◆ WORK TASK
Search the entries for lines with the string "prefix" and say how many there are, giving only the number.

◆ Component data from apps and pages
━━━━━━━━━━━━━━━━━━━━

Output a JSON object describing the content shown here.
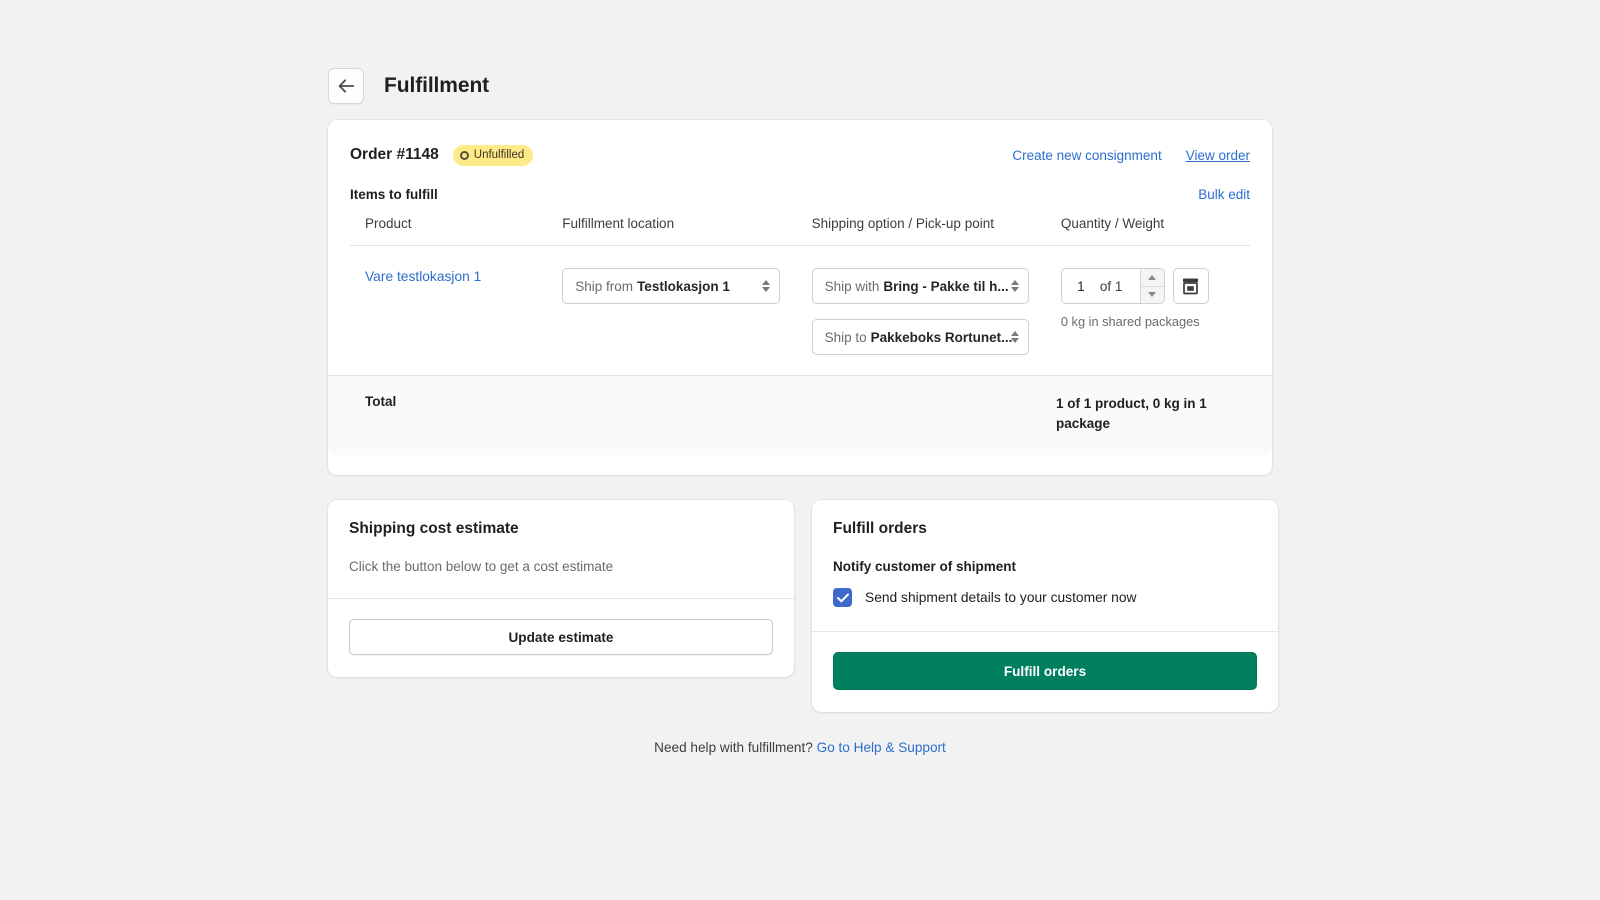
{
  "header": {
    "back_icon": "arrow-left-icon",
    "title": "Fulfillment"
  },
  "order_card": {
    "order_id": "Order #1148",
    "status_badge": {
      "label": "Unfulfilled",
      "icon": "circle-outline-icon",
      "bg_color": "#FFEA8A",
      "text_color": "#3D3320"
    },
    "links": {
      "create_consignment": "Create new consignment",
      "view_order": "View order"
    },
    "items_title": "Items to fulfill",
    "bulk_edit": "Bulk edit",
    "table": {
      "columns": [
        "Product",
        "Fulfillment location",
        "Shipping option / Pick-up point",
        "Quantity / Weight"
      ],
      "rows": [
        {
          "product": "Vare testlokasjon 1",
          "location_select": {
            "prefix": "Ship from",
            "value": "Testlokasjon 1"
          },
          "shipping_select": {
            "prefix": "Ship with",
            "value": "Bring - Pakke til h..."
          },
          "pickup_select": {
            "prefix": "Ship to",
            "value": "Pakkeboks Rortunet..."
          },
          "quantity": "1",
          "quantity_of": "of 1",
          "package_icon": "package-box-icon",
          "weight_note": "0 kg in shared packages"
        }
      ]
    },
    "total": {
      "label": "Total",
      "value": "1 of 1 product, 0 kg in 1 package"
    }
  },
  "cost_card": {
    "title": "Shipping cost estimate",
    "description": "Click the button below to get a cost estimate",
    "button_label": "Update estimate"
  },
  "fulfill_card": {
    "title": "Fulfill orders",
    "notify_label": "Notify customer of shipment",
    "checkbox": {
      "label": "Send shipment details to your customer now",
      "checked": true,
      "color": "#3F68CD"
    },
    "button_label": "Fulfill orders",
    "button_color": "#007F5F"
  },
  "footer": {
    "text": "Need help with fulfillment?",
    "link": "Go to Help & Support"
  }
}
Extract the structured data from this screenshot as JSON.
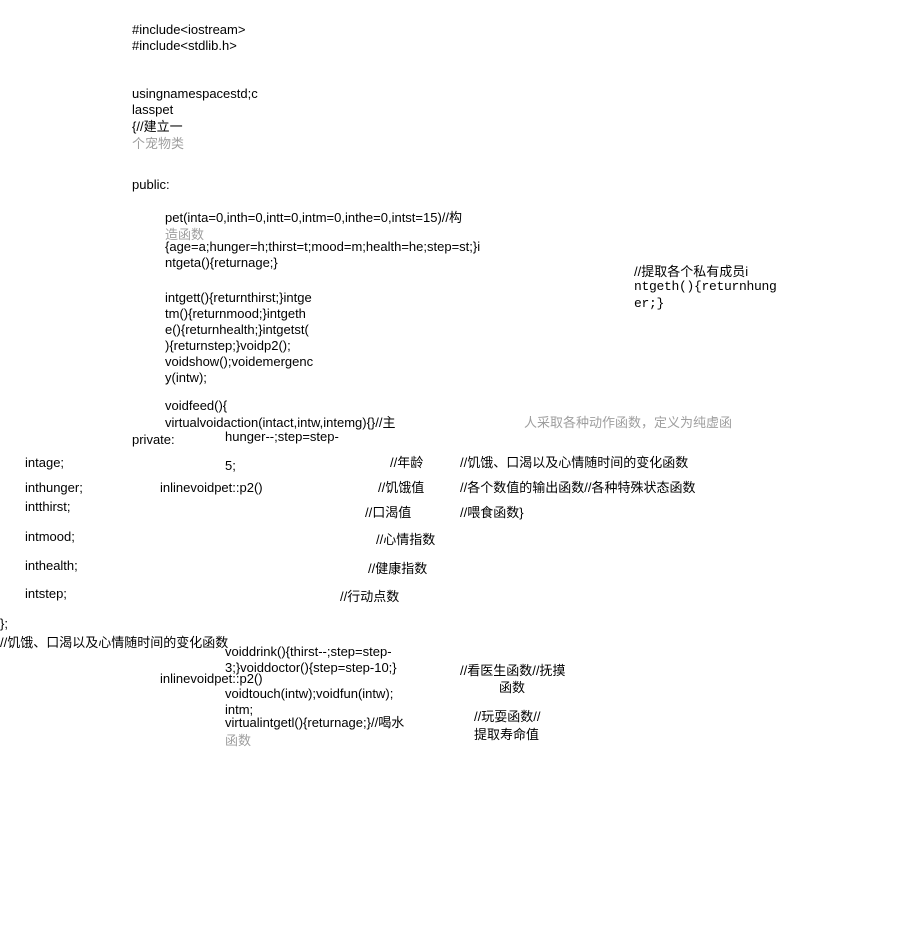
{
  "lines": {
    "l1": "#include<iostream>",
    "l2": "#include<stdlib.h>",
    "l3": "usingnamespacestd;c",
    "l4": "lasspet",
    "l5": "{//建立一",
    "l6": "个宠物类",
    "l7": "public:",
    "l8": "pet(inta=0,inth=0,intt=0,intm=0,inthe=0,intst=15)//构",
    "l9": "造函数",
    "l10": "{age=a;hunger=h;thirst=t;mood=m;health=he;step=st;}i",
    "l11": "ntgeta(){returnage;}",
    "l12": "//提取各个私有成员i",
    "l12b": "ntgeth(){returnhung",
    "l12c": "er;}",
    "l13": "intgett(){returnthirst;}intge",
    "l14": "tm(){returnmood;}intgeth",
    "l15": "e(){returnhealth;}intgetst(",
    "l16": "){returnstep;}voidp2();",
    "l17": "voidshow();voidemergenc",
    "l18": "y(intw);",
    "l19": "voidfeed(){",
    "l20": "virtualvoidaction(intact,intw,intemg){}//主",
    "l20b": "人采取各种动作函数，定义为纯虚函",
    "l21": "private:",
    "l22": "hunger--;step=step-",
    "l23": "intage;",
    "l23b": "5;",
    "l23c": "//年龄",
    "l23d": "//饥饿、口渴以及心情随时间的变化函数",
    "l24": "inthunger;",
    "l24b": "inlinevoidpet::p2()",
    "l24c": "//饥饿值",
    "l24d": "//各个数值的输出函数//各种特殊状态函数",
    "l25": "intthirst;",
    "l25c": "//口渴值",
    "l25d": "//喂食函数}",
    "l26": "intmood;",
    "l26c": "//心情指数",
    "l27": "inthealth;",
    "l27c": "//健康指数",
    "l28": "intstep;",
    "l28c": "//行动点数",
    "l29": "};",
    "l30": "//饥饿、口渴以及心情随时间的变化函数",
    "l31": "voiddrink(){thirst--;step=step-",
    "l32": "3;}voiddoctor(){step=step-10;}",
    "l32b": "inlinevoidpet::p2()",
    "l32c": "//看医生函数//抚摸",
    "l33": "voidtouch(intw);voidfun(intw);",
    "l33c": "函数",
    "l34": "intm;",
    "l34b": "virtualintgetl(){returnage;}//喝水",
    "l34c": "//玩耍函数//",
    "l35": "函数",
    "l35c": "提取寿命值"
  }
}
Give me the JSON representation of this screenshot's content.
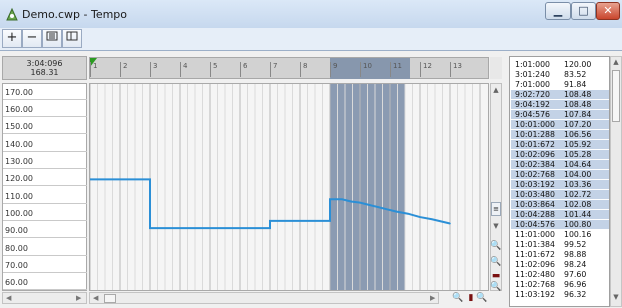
{
  "window": {
    "title": "Demo.cwp - Tempo",
    "minimize_icon": "minimize-icon",
    "maximize_icon": "maximize-icon",
    "close_icon": "close-icon"
  },
  "toolbar": {
    "add_label": "+",
    "remove_label": "−",
    "list_icon": "list-icon",
    "view_icon": "view-icon"
  },
  "position": {
    "time": "3:04:096",
    "tempo": "168.31"
  },
  "ruler": {
    "marks": [
      "1",
      "2",
      "3",
      "4",
      "5",
      "6",
      "7",
      "8",
      "9",
      "10",
      "11",
      "12",
      "13"
    ]
  },
  "chart_data": {
    "type": "line",
    "x_unit": "measure",
    "ylim": [
      55,
      175
    ],
    "ticks": [
      "170.00",
      "160.00",
      "150.00",
      "140.00",
      "130.00",
      "120.00",
      "110.00",
      "100.00",
      "90.00",
      "80.00",
      "70.00",
      "60.00"
    ],
    "selection": {
      "start": 9,
      "end": 11.5
    },
    "points": [
      {
        "x": 1,
        "y": 120.0
      },
      {
        "x": 3,
        "y": 120.0
      },
      {
        "x": 3,
        "y": 91.84
      },
      {
        "x": 7,
        "y": 91.84
      },
      {
        "x": 7,
        "y": 96.0
      },
      {
        "x": 9.0,
        "y": 96.0
      },
      {
        "x": 9.0,
        "y": 108.48
      },
      {
        "x": 9.4,
        "y": 108.48
      },
      {
        "x": 9.7,
        "y": 107.2
      },
      {
        "x": 10.0,
        "y": 106.56
      },
      {
        "x": 10.3,
        "y": 105.28
      },
      {
        "x": 10.6,
        "y": 104.0
      },
      {
        "x": 10.9,
        "y": 102.72
      },
      {
        "x": 11.2,
        "y": 101.44
      },
      {
        "x": 11.6,
        "y": 100.16
      },
      {
        "x": 12.0,
        "y": 98.24
      },
      {
        "x": 12.4,
        "y": 96.96
      },
      {
        "x": 13.0,
        "y": 94.5
      }
    ],
    "line_color": "#2b8fd6"
  },
  "tempo_list": [
    {
      "pos": "1:01:000",
      "val": "120.00",
      "selected": false
    },
    {
      "pos": "3:01:240",
      "val": "83.52",
      "selected": false
    },
    {
      "pos": "7:01:000",
      "val": "91.84",
      "selected": false
    },
    {
      "pos": "9:02:720",
      "val": "108.48",
      "selected": true
    },
    {
      "pos": "9:04:192",
      "val": "108.48",
      "selected": true
    },
    {
      "pos": "9:04:576",
      "val": "107.84",
      "selected": true
    },
    {
      "pos": "10:01:000",
      "val": "107.20",
      "selected": true
    },
    {
      "pos": "10:01:288",
      "val": "106.56",
      "selected": true
    },
    {
      "pos": "10:01:672",
      "val": "105.92",
      "selected": true
    },
    {
      "pos": "10:02:096",
      "val": "105.28",
      "selected": true
    },
    {
      "pos": "10:02:384",
      "val": "104.64",
      "selected": true
    },
    {
      "pos": "10:02:768",
      "val": "104.00",
      "selected": true
    },
    {
      "pos": "10:03:192",
      "val": "103.36",
      "selected": true
    },
    {
      "pos": "10:03:480",
      "val": "102.72",
      "selected": true
    },
    {
      "pos": "10:03:864",
      "val": "102.08",
      "selected": true
    },
    {
      "pos": "10:04:288",
      "val": "101.44",
      "selected": true
    },
    {
      "pos": "10:04:576",
      "val": "100.80",
      "selected": true
    },
    {
      "pos": "11:01:000",
      "val": "100.16",
      "selected": false
    },
    {
      "pos": "11:01:384",
      "val": "99.52",
      "selected": false
    },
    {
      "pos": "11:01:672",
      "val": "98.88",
      "selected": false
    },
    {
      "pos": "11:02:096",
      "val": "98.24",
      "selected": false
    },
    {
      "pos": "11:02:480",
      "val": "97.60",
      "selected": false
    },
    {
      "pos": "11:02:768",
      "val": "96.96",
      "selected": false
    },
    {
      "pos": "11:03:192",
      "val": "96.32",
      "selected": false
    }
  ],
  "icons": {
    "zoom_in": "zoom-in-icon",
    "zoom_out": "zoom-out-icon",
    "fit": "zoom-fit-icon"
  }
}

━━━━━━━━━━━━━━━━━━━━

◆ WRITTEN ANSWER
3